On 30 June 2016, the Brussels’ Court of Appeal has overruled the decision of the President of the Brussels’ Court of First Instance (decision of 9 November 2015 – see our earlier post: http://www.astrealaw.be/nl/news/updates/belgian-privacy-watchdog-vs-facebook-1-0), and dismissed the Privacy Commission’s claim vis-à-vis Facebook Inc., Facebook Ireland and Facebook Belgium.
Summary of the facts
In summary, the facts were as follows: the Privacy Commission requested a cessation order against Facebook regarding their practice of storing and processing personal data of non-Facebook users without their explicit consent, by making use of the so-called “datr-cookie”. Pursuant to the Belgian Privacy Act, both the use of the cookie as well as the processing of the IP address are considered to be “processing of personal data”. As a result, the Privacy Commission considered that the explicit consent of non-Facebook users should be obtained.
No international jurisdiction – Rejection of ‘Google Spain’ and ‘Weltimmo’
Contrary to the first judge, the Court of Appeal agreed with Facebook’s argumentation and ruled that the Belgian courts do not have jurisdiction over Facebook Inc. and Facebook Ireland, as these entities are situated outside Belgium and the relevant personal data are stored in Ireland. As a result, they do not have the power to examine the case, not even in summary proceedings.
In this respect, the Court explicitly rejected the applicability of the Google Spain case and the Weltimmo case by holding that in those cases, both Google Inc. and Weltimmo acted as the parties seeking redress. As a result, both parties explicitly accepted the (cross border) jurisdiction of the court, which was not contested by the counterparty or by the judge. Hence, both cases were considered to be irrelevant with respect to the present case.
In addition, the Court held that from Article 28 of the Directive 95/46/EG, which includes the powers of the supervisory authority, no international jurisdiction could be derived, nor could international jurisdiction be derived from Article 35 of Regulation 1215/2012/ (“Brussels Ibis Regulation”) or Article 10 of the Belgian Code of International Private Law, since the claim falls outside the scope of application of both regulations (i.e. the case cannot be considered a civil or commercial case, but actually concerns a claim exercised by the government).
Fundamental rights do not overrule the required urgency
With respect to Facebook Belgium, the Court of Appeal held that the Belgian courts do indeed have jurisdiction, but that the Privacy Commission’s claim was unfounded, as it was unable to prove the urgent nature of its claim (which is essential in summary proceedings). Already in 2011, the Irish Data Protection Commissioner investigated Facebook’s use of the “datr-cookie” and social plug-ins. The investigation results were publicly available.

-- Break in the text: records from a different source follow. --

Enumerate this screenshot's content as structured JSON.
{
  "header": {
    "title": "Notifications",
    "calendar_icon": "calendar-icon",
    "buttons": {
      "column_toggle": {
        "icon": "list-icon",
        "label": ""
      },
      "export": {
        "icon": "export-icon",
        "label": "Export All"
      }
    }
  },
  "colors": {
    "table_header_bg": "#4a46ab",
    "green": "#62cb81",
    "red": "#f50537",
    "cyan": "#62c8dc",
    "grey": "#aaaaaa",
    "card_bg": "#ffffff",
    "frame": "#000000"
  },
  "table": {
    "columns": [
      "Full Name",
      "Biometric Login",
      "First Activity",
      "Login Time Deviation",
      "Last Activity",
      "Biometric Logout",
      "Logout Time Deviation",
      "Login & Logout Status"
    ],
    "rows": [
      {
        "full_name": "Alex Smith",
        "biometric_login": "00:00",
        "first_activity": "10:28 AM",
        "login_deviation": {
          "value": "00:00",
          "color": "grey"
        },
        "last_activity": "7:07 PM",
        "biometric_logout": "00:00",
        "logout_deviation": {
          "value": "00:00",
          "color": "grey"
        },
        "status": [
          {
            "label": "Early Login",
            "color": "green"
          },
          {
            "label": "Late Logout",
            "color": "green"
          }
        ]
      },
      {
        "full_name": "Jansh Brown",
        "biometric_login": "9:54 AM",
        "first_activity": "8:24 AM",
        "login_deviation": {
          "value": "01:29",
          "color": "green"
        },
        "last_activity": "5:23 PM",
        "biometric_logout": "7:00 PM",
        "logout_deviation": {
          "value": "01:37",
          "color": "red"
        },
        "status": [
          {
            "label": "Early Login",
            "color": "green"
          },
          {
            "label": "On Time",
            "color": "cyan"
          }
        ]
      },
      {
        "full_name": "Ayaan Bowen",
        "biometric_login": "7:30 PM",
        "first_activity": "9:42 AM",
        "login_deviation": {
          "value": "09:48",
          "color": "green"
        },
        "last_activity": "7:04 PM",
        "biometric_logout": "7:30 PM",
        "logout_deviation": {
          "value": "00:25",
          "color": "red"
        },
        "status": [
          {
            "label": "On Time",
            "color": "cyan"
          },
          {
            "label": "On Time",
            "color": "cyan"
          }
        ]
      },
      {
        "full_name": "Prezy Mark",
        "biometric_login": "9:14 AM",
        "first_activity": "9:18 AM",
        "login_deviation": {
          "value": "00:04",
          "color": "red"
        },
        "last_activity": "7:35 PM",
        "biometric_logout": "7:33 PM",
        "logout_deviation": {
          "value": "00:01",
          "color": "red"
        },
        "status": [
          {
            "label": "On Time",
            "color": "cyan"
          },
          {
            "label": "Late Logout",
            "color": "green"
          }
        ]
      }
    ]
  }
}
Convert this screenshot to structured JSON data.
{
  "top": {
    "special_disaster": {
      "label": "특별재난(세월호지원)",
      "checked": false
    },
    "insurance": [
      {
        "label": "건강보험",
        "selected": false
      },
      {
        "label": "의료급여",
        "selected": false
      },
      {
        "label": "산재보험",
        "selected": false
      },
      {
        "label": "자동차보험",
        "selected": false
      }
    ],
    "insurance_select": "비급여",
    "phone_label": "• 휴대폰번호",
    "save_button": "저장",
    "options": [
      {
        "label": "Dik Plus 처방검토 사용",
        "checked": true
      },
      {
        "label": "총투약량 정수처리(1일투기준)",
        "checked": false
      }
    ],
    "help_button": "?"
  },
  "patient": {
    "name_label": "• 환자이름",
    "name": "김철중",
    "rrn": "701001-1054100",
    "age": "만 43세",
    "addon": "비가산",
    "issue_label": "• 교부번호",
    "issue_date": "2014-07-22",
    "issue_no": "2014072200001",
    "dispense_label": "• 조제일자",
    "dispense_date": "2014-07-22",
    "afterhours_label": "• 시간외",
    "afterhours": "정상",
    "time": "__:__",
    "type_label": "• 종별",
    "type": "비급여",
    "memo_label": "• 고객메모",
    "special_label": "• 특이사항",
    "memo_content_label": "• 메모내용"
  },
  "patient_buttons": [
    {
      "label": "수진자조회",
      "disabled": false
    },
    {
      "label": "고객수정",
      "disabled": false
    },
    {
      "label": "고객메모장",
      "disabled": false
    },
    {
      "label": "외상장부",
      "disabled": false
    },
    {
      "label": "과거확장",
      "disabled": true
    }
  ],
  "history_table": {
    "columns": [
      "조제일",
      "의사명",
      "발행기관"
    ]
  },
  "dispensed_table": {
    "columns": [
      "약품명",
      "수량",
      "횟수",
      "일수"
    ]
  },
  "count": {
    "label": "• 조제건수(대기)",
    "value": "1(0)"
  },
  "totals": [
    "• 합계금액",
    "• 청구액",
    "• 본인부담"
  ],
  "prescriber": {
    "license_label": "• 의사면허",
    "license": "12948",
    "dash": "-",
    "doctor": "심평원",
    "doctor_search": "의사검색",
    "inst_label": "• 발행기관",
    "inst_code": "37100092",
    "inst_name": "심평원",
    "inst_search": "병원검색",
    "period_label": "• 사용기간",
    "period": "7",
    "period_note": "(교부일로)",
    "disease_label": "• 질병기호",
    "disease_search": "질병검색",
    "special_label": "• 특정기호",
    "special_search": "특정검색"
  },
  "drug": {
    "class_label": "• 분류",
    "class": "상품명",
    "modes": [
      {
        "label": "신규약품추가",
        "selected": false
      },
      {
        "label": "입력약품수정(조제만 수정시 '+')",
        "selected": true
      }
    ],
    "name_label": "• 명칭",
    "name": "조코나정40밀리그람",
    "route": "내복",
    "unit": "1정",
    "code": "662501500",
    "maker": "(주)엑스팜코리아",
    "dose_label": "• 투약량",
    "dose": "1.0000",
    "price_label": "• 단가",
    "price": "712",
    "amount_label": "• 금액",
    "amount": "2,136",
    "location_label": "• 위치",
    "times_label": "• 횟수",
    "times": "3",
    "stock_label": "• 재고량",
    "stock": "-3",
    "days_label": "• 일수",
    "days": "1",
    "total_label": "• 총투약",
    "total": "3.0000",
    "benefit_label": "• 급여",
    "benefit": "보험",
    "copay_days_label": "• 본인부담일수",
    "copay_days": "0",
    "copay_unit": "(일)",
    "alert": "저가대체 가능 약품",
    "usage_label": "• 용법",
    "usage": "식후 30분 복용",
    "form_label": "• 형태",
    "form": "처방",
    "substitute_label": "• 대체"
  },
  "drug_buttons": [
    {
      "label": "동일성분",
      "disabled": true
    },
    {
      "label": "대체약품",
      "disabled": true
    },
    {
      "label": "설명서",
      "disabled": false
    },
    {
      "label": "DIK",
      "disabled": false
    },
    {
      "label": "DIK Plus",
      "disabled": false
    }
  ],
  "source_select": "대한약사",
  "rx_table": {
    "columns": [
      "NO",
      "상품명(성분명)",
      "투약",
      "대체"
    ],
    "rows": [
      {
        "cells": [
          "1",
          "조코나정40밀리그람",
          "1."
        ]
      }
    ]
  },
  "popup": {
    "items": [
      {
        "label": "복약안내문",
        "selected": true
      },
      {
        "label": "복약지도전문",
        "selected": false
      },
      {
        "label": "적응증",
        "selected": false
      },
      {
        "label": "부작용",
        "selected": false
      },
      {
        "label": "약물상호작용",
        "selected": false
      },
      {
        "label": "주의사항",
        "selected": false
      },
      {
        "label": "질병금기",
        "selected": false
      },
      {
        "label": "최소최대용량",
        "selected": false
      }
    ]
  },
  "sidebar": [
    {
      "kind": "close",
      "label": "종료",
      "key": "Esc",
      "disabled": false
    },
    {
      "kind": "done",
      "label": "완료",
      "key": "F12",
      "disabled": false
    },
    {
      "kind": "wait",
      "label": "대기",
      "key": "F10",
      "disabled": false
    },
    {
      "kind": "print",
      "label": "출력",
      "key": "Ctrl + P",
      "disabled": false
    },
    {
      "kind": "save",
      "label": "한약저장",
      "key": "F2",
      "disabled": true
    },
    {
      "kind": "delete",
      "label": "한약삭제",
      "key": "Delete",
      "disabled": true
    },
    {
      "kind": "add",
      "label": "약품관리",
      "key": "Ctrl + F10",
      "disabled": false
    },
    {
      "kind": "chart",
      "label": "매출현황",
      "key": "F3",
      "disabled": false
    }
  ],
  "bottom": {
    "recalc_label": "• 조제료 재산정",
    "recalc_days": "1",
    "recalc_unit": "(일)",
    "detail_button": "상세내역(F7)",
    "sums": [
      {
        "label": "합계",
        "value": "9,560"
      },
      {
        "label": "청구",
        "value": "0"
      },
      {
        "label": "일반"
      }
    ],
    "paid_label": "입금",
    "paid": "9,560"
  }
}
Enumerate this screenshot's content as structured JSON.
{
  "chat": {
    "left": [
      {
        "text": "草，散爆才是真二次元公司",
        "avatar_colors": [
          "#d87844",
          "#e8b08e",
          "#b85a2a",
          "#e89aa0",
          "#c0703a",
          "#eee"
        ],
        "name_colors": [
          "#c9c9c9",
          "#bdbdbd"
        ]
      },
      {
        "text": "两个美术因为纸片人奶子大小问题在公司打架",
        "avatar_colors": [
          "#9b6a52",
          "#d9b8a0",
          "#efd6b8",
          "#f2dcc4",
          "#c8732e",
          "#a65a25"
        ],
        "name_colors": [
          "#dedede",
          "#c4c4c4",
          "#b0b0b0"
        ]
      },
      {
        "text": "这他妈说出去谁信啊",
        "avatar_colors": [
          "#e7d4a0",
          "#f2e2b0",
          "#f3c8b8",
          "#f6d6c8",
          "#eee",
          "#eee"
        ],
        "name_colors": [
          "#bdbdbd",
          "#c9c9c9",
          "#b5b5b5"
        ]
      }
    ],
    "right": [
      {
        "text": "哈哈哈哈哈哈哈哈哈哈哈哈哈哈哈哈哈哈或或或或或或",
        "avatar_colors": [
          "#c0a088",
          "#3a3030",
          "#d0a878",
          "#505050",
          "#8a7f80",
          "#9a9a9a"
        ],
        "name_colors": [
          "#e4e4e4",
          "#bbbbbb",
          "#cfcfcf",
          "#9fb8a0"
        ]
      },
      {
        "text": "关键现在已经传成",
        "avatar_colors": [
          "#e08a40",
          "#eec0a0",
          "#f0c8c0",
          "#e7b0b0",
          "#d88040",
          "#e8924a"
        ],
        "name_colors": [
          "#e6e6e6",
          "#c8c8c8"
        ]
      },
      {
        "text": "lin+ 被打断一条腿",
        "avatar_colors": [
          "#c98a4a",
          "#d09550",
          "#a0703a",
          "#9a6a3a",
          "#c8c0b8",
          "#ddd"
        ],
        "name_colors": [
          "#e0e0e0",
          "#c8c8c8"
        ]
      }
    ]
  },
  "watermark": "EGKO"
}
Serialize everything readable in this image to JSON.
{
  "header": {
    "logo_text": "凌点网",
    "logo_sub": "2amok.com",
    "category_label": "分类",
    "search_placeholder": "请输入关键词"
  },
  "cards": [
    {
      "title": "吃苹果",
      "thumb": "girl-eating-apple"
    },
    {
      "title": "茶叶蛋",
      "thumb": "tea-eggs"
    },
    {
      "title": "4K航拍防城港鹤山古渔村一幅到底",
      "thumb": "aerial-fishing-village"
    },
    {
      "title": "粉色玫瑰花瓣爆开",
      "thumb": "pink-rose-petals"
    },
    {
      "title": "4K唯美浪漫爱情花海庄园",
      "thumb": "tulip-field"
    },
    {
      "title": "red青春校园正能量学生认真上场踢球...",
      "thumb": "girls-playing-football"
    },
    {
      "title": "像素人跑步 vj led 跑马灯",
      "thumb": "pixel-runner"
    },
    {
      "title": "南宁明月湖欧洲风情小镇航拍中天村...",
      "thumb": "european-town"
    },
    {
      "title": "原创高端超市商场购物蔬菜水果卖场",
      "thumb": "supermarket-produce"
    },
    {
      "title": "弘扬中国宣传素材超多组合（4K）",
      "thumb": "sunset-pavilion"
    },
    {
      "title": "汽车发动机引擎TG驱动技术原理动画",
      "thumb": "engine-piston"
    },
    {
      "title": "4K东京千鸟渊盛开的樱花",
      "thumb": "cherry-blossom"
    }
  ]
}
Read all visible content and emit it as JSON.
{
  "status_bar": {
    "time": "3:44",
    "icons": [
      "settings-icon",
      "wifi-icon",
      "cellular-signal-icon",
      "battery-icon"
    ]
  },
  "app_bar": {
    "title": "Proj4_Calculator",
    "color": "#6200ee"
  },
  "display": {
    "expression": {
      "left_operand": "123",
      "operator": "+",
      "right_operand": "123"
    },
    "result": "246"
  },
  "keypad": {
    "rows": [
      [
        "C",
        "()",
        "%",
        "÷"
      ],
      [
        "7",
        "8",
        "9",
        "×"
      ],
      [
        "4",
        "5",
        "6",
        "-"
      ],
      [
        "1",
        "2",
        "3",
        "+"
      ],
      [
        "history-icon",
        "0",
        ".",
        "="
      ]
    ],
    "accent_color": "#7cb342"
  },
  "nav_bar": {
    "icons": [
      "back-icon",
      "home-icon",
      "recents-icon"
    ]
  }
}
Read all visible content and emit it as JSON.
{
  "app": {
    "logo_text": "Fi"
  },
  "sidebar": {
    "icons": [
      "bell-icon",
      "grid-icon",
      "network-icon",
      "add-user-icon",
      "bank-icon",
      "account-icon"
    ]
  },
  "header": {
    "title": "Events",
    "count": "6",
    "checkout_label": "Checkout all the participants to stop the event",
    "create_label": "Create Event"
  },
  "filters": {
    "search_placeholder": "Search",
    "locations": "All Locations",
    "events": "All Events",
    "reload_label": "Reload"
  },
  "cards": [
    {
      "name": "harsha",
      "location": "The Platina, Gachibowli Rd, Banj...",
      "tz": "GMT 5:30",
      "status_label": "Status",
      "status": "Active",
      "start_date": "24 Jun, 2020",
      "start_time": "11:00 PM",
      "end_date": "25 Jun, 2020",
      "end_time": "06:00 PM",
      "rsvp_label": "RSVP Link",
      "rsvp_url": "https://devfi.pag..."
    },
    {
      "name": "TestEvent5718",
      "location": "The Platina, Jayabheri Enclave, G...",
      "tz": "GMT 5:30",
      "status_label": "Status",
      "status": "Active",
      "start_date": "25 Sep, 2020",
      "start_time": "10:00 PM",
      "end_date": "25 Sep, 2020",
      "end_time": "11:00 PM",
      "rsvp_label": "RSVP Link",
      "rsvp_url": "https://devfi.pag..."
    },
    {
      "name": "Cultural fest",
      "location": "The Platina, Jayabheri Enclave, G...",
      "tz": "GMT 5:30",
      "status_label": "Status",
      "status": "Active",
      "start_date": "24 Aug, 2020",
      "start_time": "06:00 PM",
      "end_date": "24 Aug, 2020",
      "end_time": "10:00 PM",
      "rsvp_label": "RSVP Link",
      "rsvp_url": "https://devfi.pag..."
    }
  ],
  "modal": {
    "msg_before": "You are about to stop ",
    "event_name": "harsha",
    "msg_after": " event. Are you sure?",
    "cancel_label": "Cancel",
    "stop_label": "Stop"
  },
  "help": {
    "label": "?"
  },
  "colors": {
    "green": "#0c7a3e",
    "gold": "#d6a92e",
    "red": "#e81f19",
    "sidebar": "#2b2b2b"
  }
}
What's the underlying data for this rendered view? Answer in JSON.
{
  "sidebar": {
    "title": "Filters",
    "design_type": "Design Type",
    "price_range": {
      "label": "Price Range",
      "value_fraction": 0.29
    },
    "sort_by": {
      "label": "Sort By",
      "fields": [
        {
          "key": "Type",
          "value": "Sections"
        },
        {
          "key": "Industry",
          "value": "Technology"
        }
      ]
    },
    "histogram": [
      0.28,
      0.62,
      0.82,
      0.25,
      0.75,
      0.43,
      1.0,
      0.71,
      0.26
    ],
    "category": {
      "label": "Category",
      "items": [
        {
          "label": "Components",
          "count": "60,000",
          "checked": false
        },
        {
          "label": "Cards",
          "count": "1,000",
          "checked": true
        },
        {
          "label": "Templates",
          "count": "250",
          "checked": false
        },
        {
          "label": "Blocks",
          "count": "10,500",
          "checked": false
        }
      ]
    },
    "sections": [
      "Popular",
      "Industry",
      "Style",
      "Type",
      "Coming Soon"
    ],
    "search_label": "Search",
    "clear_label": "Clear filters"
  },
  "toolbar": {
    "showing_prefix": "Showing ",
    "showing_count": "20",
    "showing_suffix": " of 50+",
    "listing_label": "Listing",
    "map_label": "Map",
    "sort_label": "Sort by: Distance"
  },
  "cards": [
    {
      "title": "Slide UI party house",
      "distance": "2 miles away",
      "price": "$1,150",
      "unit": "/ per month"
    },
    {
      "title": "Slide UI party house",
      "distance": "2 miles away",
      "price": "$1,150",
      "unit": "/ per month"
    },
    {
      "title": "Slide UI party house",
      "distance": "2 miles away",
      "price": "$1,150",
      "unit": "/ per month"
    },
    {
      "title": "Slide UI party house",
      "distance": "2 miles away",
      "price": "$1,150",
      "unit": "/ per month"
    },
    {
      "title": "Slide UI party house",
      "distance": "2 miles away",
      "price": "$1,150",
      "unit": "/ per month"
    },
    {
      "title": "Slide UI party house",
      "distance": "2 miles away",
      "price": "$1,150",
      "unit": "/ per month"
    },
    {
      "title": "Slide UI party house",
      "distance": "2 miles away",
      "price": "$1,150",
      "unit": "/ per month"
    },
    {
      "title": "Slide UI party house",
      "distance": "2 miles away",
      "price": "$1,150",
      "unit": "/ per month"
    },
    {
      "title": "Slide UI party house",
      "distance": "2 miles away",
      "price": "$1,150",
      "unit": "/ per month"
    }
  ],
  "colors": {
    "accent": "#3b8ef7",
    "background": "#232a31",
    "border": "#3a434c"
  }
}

The fact that the Privacy Commission did not act in 2012, and was unable to provide evidence to the contrary, caused the Court to decide that the urgent nature was not present.
Even the fact that the measures claimed by the Privacy Commission intended to safeguard the fundamental rights and freedoms is not sufficient to conclude to the urgency of the claim.
Finally, the court also rejected the preliminary questions raised by the Privacy Commission.
Game over for the Privacy Commission ?
Despite this unfavourable decision, the Privacy Commission seems to stick to its guns, and announced that it will examine whether or not to lodge an appeal with the Belgian Supreme Court. In the Yahoo! case, the Supreme Court accepted the jurisdiction of the Belgian courts with respect to foreign companies, so it is not unlikely that the Privacy Commission would lodge such appeal.
In any event the proceedings on the merits will be held in September 2017, regardless of the outcome of the ongoing summary proceedings.